Here is a step-by-step procedure for loading JSON data into a Snowflake table from an AWS S3 bucket:
- Create a table in Snowflake that matches the structure of the JSON data. You can use the CREATE TABLE statement to create the table and specify the appropriate data types for each column.
- Create a stage in Snowflake that points to the S3 bucket where the JSON data is stored. Use the CREATE STAGE statement to create the stage. The stage must be created in the same schema as the table and must include the necessary access credentials for the S3 bucket.
- Grant access to the S3 bucket for the Snowflake account. You need to grant read access to the S3 bucket for the Snowflake account using the AWS IAM policy.
- Use the COPY INTO statement to load the JSON data into the Snowflake table. The COPY INTO statement is used to load data into a Snowflake table from a stage. You can specify the file format as JSON, the S3 bucket location and access credentials, and the name of the target table.
- Verify that the data has been loaded into the Snowflake table by running a SELECT statement against the table.
An example of the COPY INTO statement would be like this:
COPY INTO target_table FROM 's3://bucketname/folder/file.json' CREDENTIALS = (aws_key_id='aws_access_key' aws_secret_key='aws_secret_key') FILE_FORMAT = (TYPE = 'JSON' COMPRESSION = 'AUTO');

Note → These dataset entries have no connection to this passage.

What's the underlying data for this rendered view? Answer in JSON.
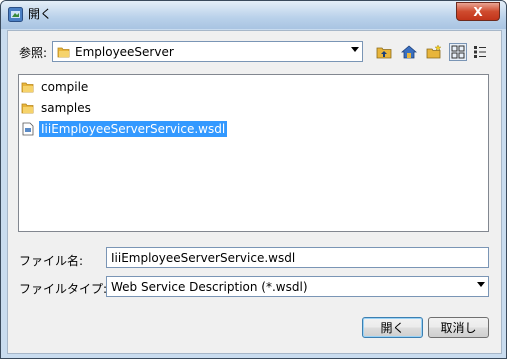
{
  "window": {
    "title": "開く",
    "close_symbol": "X"
  },
  "lookin": {
    "label": "参照:",
    "value": "EmployeeServer"
  },
  "toolbar": {
    "icons": [
      "up-folder-icon",
      "home-icon",
      "new-folder-icon",
      "list-view-icon",
      "details-view-icon"
    ]
  },
  "files": [
    {
      "name": "compile",
      "type": "folder",
      "selected": false
    },
    {
      "name": "samples",
      "type": "folder",
      "selected": false
    },
    {
      "name": "IiiEmployeeServerService.wsdl",
      "type": "wsdl",
      "selected": true
    }
  ],
  "filename": {
    "label": "ファイル名:",
    "value": "IiiEmployeeServerService.wsdl"
  },
  "filetype": {
    "label": "ファイルタイプ:",
    "value": "Web Service Description (*.wsdl)"
  },
  "buttons": {
    "open": "開く",
    "cancel": "取消し"
  },
  "colors": {
    "selection": "#3399ff",
    "close_button": "#cf4b2e",
    "folder": "#e8b53b"
  }
}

It is important to note that in order to load data from S3, you need to have the necessary permissions on the S3 bucket. You need to make sure that the Snowflake account has permission to access the S3 bucket, so that the data can be loaded into Snowflake.
CREATE TABLE target_table ( id NUMBER, name VARCHAR(100), email VARCHAR(100), age NUMBER, address VARCHAR(200), phone_number VARCHAR(20) );
In this example, the table is named “target_table” and has six columns: id, name, email, age, address, and phone_number. The data types for each column are specified as NUMBER for the id and age columns, and VARCHAR for the rest of the columns.
Note that the column names and data types should match the structure of the JSON file you want to load into Snowflake, otherwise the data may not be loaded correctly or may generate errors.
Also, you can use the command
DESCRIBE to check the structure of the JSON file and create columns accordingly.
SQL to Create a stage in Snowflake that points to the S3 bucket
Here is an example of a SQL statement for creating a stage in Snowflake that points to an S3 bucket:
CREATE STAGE my_stage URL = 's3://freshers-in/folder' CREDENTIALS = (aws_key_id='aws_access_key' aws_secret_key='aws_secret_key');
In this example, the stage is named “my_stage” and points to the S3 bucket named “freshers-in” in the “folder” directory. The stage includes the necessary access credentials for the S3 bucket in the form of an AWS access key and secret key.